Work required — Scan the listing below and copy every line holding "this".

Dataset entries —
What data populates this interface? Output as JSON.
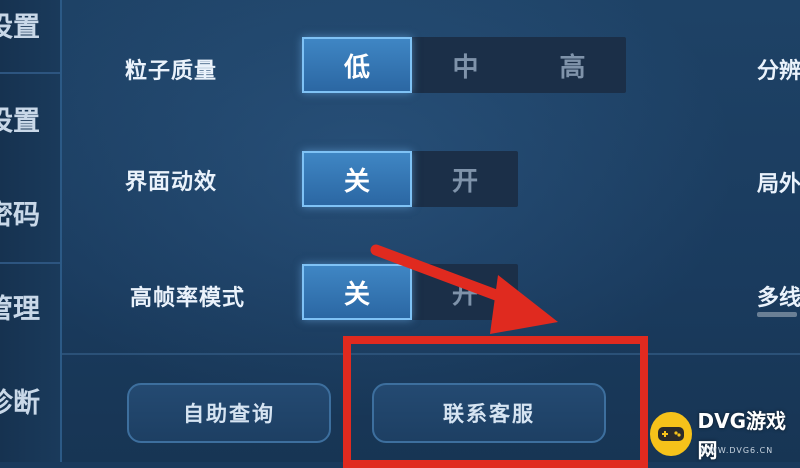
{
  "sidebar": {
    "items": [
      {
        "label": "设置"
      },
      {
        "label": "设置"
      },
      {
        "label": "密码"
      },
      {
        "label": "管理"
      },
      {
        "label": "诊断"
      }
    ]
  },
  "settings": {
    "particle_quality": {
      "label": "粒子质量",
      "options": [
        "低",
        "中",
        "高"
      ],
      "selected": "低"
    },
    "ui_animation": {
      "label": "界面动效",
      "options": [
        "关",
        "开"
      ],
      "selected": "关"
    },
    "high_fps_mode": {
      "label": "高帧率模式",
      "options": [
        "关",
        "开"
      ],
      "selected": "关"
    }
  },
  "right_column": {
    "labels": [
      "分辨",
      "局外",
      "多线"
    ]
  },
  "buttons": {
    "self_service": "自助查询",
    "contact_support": "联系客服"
  },
  "annotation": {
    "color": "#e02a1f"
  },
  "watermark": {
    "text": "DVG游戏网",
    "sub": "WWW.DVG6.CN"
  }
}
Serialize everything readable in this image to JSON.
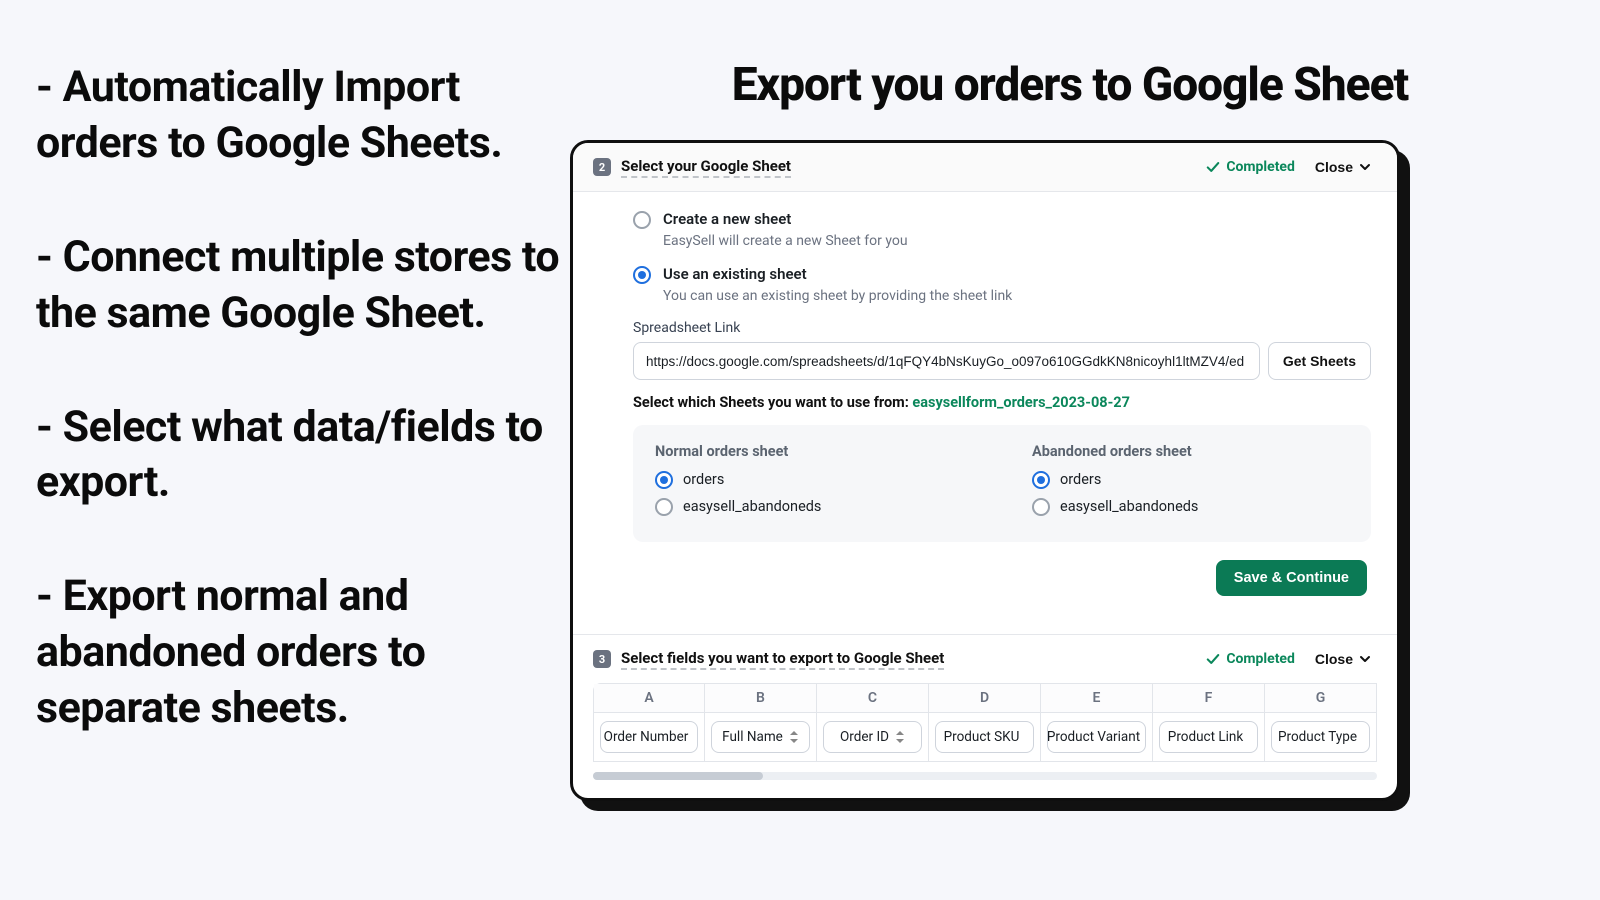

Finished exercise —
What data populates this interface? Output as JSON.
Serialize everything readable in this image to JSON.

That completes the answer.